**About this exercise:**
For every line of the records below that holds "JSON", add one. Give only the final total.

**Data excerpts:**
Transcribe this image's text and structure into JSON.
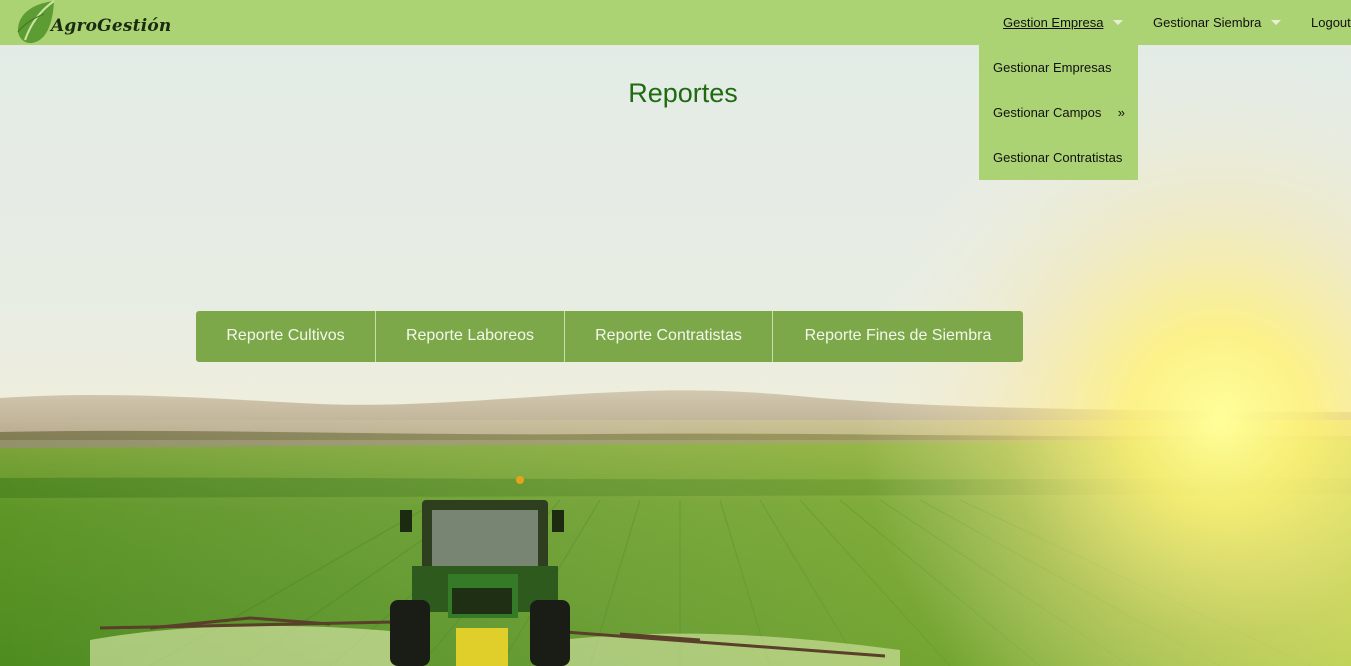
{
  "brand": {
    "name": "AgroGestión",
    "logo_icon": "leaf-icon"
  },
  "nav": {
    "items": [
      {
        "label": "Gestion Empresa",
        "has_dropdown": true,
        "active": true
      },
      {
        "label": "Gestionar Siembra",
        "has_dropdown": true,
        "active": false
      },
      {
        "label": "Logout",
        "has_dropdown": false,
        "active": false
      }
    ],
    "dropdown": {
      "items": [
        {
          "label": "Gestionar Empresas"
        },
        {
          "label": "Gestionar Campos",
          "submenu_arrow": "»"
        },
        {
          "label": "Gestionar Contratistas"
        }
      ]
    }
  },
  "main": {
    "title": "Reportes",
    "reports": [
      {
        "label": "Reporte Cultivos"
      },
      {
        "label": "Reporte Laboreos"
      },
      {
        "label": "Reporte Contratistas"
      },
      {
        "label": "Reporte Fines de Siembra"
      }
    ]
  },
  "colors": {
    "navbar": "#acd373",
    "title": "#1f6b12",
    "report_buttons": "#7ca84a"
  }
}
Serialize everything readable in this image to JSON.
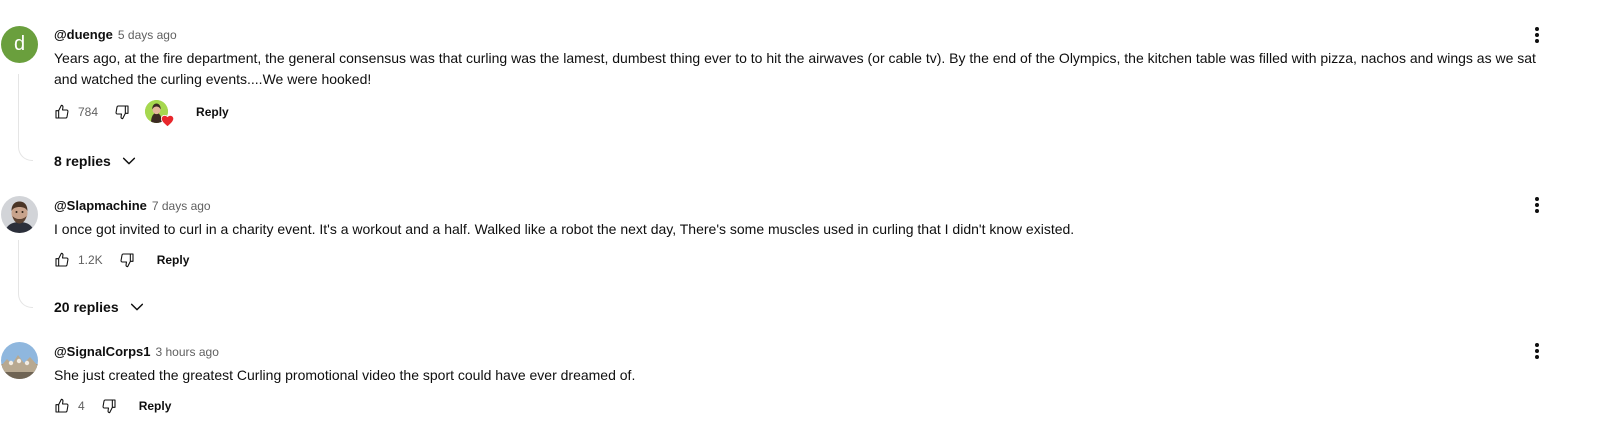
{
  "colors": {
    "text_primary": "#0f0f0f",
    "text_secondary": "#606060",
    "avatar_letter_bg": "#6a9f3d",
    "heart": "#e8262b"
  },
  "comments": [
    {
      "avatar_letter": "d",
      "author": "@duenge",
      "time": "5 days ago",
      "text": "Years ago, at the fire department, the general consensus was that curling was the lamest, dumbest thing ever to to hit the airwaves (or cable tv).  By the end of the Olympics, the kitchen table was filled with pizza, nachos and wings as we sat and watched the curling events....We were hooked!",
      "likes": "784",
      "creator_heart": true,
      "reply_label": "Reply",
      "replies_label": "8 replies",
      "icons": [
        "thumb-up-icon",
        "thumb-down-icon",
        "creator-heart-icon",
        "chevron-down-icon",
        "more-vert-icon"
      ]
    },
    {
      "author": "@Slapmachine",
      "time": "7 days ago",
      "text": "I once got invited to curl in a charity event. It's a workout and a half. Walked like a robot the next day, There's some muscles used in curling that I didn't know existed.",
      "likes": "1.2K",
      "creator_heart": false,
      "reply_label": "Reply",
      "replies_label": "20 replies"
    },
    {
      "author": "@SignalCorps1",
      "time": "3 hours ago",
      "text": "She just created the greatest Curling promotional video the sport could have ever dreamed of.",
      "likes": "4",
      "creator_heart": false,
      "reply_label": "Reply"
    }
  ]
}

**Result for this exercise:**
2